Bridgerton meets Agatha Christie in Act Like a Lady, Think Like a Lord, a dazzling first entry in a captivating new Regency-era mystery series with a feminist spin from Celeste Connally.

Forced institutionalization, confinement, emotional abuse, misogyny.

London, 1815. Lady Petra Forsyth, daughter of the Earl of Holbrook, has made a shocking proclamation. After losing her beloved fiancé in an accident three years earlier, she announces in front of London’s loosest lips that she will never marry. A woman of independent means—and rather independent ways—Petra sees no reason to cede her wealth and freedom to any man now that the love of her life is gone. Instead, she plans to continue enjoying the best of society without any expectations.

But when ballroom gossip suggests that a longtime friend has died of a fit due to her “melancholia” while in the care of a questionable physician, Petra vows to use her status to dig deeper—uncovering a private asylum where men pay to have their wives and daughters locked away, or worse. Just as Petra has reason to believe her friend is alive, a shocking murder proves more danger is afoot than she thought. And the more determined Lady Petra becomes in uncovering the truth, the more her own headstrong actions and desire for independence are used against her, putting her own freedom—and possibly her life—in jeopardy.

Don't just take our word for it...

“Fast-paced, witty….For fans of headstrong women sleuths and readers of Deanna Raybourn and Kerry Greenwood.”
– Library Journal (starred review)

“Delightful…Petra is marvelously drawn—an easy-to-love, instantly memorable heroine—and Connally equips her with a brisk, page-turning adventure. This is catnip for historical suspense fans.”
– Publishers Weekly

“Witty and wise, a delightful feminist romp.
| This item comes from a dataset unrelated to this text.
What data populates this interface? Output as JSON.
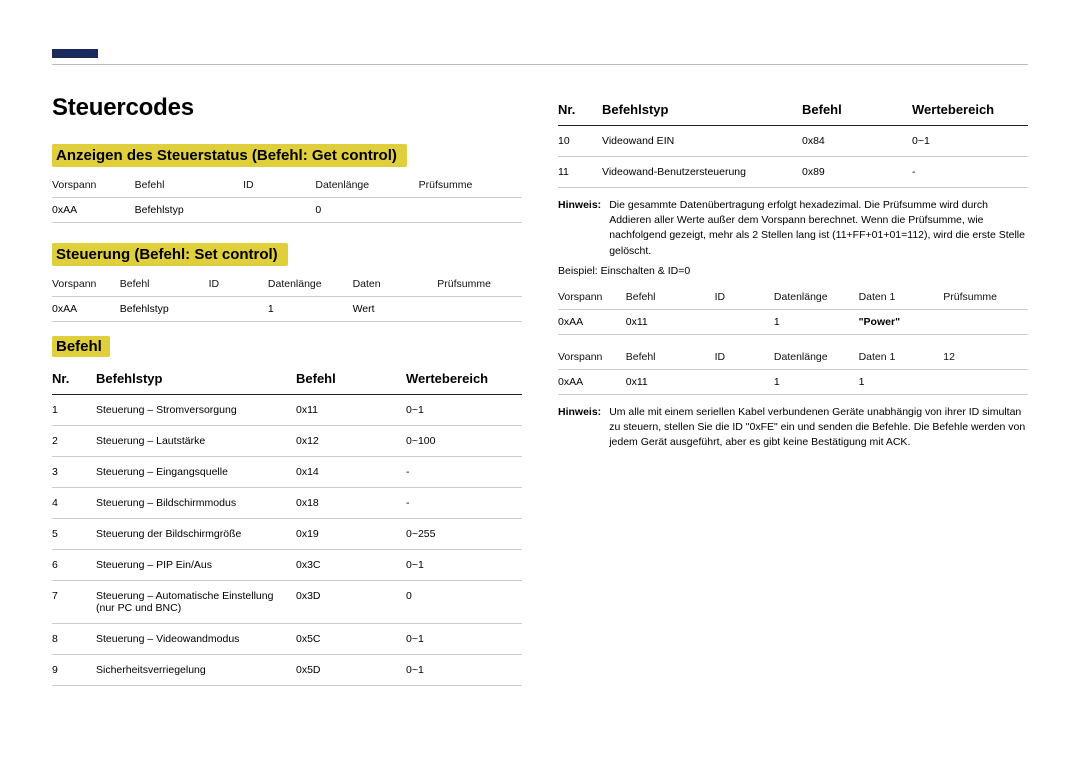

Connally’s series serves as a reminder to never settle, that what’s right and what’s easy are rarely the same.”
– Jessica Fellowes, New York Times bestselling author

Taste the very first page

“May I remind you, my lady, that daughters of earls are not normally dressed by their lady’s maids amongst the saddles and bridles of a harness room.”

Lady Petra Forsyth, seated on a large wooden trunk painted with the Earl of Holbrook’s coat of arms, held out her booted foot and wiggled it for Annie to grasp. “Yes, but at least this time I did not walk through muck in the stable yard first.”

Annie took the heel of the knee-length boot with both hands, pulling with an indulgent roll of her eyes. “A small consolation, my lady. You do smell mightily of horses.”

“This is to be expected after one has been on a horse all day, is it not?” Petra replied while holding out her other boot, the pair of which once belonged to her older brother, Alexander. As had the buckskin breeches still hugging her legs, the black frock coat with gold buttons she had shrugged out of moments earlier, and the frilled white shirt and cravat, both now loosened at the neck.

“And I would still be on my horse if it were not for my uncle,” she added. “To believe he arrived four hours earlier than scheduled! Disagreeable man.” Then, as Annie pulled her second boot, Petra’s eyes widened. “But, oh, my poor papa! His injured ankle continues to pain him, and now he will have Uncle Tobias strutting about to add to his vexation.”